The Agency's publication cites natural gas price reductions, increased demand for renewable energy, and energy efficiency improvements as the drivers of reduced coal demand.
The UK Government announced plans to impose new pollution standards as aprt of its plan to phase out unabated coal power by 2025 that are considered to render coal fired electricity generation uneconomical.
5 January 2018: The International Energy Agency’s (IEA) annual coal report predicts flat global coal demand from 2017-2022, as the government of the UK announced its plan to phase-out emissions from coal-fired power plants by 2025.
The IEA report indicates that in 2016 global consumption experienced its second year of decline, equal to a decline in the early 1990’s that was the largest drop on record.

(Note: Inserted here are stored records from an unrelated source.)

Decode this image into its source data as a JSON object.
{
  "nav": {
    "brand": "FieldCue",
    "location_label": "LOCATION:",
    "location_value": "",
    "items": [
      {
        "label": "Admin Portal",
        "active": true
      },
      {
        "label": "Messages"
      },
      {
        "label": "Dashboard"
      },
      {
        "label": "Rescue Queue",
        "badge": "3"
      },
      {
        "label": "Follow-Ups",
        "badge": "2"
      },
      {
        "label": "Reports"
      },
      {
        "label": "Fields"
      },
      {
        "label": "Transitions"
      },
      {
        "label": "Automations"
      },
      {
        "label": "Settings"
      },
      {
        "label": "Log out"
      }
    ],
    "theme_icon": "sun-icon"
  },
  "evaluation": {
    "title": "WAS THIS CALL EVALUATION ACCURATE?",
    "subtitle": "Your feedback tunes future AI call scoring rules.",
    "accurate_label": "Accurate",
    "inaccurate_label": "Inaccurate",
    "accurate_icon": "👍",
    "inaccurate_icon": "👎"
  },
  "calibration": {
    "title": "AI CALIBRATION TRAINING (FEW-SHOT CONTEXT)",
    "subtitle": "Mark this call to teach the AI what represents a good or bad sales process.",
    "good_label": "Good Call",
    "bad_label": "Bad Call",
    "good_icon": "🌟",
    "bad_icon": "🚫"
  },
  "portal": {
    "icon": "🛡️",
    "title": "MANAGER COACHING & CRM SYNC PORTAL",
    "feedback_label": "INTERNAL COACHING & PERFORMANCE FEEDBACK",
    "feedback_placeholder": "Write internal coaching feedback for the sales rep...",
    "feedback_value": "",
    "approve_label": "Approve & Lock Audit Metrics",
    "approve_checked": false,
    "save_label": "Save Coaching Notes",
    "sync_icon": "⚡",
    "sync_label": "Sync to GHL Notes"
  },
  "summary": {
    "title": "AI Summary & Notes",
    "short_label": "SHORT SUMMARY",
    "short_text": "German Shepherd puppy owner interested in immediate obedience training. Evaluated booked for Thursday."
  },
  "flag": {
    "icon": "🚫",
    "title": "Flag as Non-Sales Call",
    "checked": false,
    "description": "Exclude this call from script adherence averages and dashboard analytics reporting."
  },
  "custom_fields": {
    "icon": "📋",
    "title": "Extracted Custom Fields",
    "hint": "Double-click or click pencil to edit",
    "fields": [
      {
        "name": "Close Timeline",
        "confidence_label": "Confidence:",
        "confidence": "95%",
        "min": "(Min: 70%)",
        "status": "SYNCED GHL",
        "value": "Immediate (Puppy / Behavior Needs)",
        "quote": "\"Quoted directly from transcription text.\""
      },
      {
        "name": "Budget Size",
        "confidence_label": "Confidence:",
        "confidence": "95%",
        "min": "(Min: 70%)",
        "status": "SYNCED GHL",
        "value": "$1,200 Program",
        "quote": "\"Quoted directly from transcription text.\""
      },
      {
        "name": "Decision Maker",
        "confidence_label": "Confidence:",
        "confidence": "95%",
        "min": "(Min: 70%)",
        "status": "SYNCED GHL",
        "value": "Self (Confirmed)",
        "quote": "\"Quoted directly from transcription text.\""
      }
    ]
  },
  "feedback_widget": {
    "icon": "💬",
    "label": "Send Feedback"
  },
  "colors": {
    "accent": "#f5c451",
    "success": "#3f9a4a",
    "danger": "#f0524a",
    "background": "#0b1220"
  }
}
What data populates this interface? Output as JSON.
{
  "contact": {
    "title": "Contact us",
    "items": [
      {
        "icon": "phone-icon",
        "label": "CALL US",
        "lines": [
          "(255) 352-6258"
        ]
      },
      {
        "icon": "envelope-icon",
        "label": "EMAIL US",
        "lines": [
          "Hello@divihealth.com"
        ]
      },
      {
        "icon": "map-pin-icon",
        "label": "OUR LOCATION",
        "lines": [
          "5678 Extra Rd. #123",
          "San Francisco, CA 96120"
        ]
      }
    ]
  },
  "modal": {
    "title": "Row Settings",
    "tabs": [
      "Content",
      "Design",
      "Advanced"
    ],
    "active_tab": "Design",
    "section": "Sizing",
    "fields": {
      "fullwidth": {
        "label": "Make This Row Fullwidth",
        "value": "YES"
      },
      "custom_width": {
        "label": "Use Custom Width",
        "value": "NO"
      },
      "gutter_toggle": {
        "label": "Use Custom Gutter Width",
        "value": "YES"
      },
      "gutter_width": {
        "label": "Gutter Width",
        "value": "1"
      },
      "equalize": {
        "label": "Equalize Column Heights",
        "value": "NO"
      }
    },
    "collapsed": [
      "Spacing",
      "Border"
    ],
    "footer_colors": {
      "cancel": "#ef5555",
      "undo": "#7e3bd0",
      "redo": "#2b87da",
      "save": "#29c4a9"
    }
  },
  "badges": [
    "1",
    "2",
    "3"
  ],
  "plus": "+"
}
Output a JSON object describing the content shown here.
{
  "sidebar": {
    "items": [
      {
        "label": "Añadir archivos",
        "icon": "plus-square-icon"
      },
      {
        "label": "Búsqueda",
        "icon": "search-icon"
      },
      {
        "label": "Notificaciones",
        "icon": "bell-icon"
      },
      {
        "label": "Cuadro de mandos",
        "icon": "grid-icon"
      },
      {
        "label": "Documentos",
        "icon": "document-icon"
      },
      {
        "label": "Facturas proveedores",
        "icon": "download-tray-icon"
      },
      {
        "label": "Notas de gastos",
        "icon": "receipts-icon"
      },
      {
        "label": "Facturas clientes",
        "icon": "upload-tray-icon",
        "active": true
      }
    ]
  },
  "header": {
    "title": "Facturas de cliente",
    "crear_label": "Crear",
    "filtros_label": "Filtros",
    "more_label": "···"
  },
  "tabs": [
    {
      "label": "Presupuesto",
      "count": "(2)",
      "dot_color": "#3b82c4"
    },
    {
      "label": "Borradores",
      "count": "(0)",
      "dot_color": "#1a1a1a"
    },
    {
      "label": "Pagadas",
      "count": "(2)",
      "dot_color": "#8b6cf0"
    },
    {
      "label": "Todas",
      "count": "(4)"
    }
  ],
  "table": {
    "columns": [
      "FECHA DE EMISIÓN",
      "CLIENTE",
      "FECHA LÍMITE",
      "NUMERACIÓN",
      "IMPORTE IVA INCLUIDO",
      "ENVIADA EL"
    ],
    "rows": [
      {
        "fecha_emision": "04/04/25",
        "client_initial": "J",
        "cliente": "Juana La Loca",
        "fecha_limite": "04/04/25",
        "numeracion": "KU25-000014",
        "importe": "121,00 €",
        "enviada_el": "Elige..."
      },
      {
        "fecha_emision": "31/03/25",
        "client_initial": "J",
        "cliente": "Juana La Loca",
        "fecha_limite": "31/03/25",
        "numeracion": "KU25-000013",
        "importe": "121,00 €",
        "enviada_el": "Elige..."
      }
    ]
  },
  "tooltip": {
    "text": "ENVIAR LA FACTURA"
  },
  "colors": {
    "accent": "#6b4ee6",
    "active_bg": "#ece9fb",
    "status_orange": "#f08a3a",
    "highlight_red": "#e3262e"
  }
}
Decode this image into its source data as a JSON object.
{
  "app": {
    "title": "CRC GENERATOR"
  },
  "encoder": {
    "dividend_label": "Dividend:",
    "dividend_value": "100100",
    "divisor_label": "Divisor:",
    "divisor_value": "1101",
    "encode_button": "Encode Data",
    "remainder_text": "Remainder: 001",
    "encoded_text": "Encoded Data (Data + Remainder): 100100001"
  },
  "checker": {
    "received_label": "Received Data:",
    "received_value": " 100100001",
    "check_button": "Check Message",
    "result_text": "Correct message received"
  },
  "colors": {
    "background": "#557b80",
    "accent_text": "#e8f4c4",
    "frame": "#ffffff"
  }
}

By 2022, the IEA expects the five-year average global coal demand to equal that of the last five-year period, resulting in a decade-long period of stagnation, and coal’s lowest share of the global power mix ever recorded by the IEA. The publication cites natural gas price reductions, increased demand for renewable energy, and energy efficiency improvements as cause for reduced coal demand.
The IEA further reports that coal demand dropped in China, the US, and the EU in 2016, while Indian and Southeast Asian demand increased, and is projected to continue doing so. It further emphasizes the need for support for Carbon Capture, Utilization, and Storage (CCUS) technologies, highlighting its 2017 Global CCUS Summit, during which participants stressed the societal value of CCUS and the need for continued investment in the development of CCUS technologies.
The release of the IEA report coincided with an announcement by the UK Government to impose stricter emissions intensity limits as part of its plan to phase out emissions from coal-fired electricity generation by 2025. In a report titled, ‘Implementing the End of Unabated Coal by 2025,’ published by the UK Department for Business, Energy & Industrial Strategy, the Government proposes regulation that offers flexibility to coal operators interested in investing in CCUS. Given that such an investment is currently considered uneconomical and that coal generation in the UK has already fallen by 80% since 2012, these standards are expected to result in the elimination of British coal power by 2025. [IEA Press Release] [IEA Coal 2017 Report Findings] [ClimateAction Report on UK Coal Phase-Out]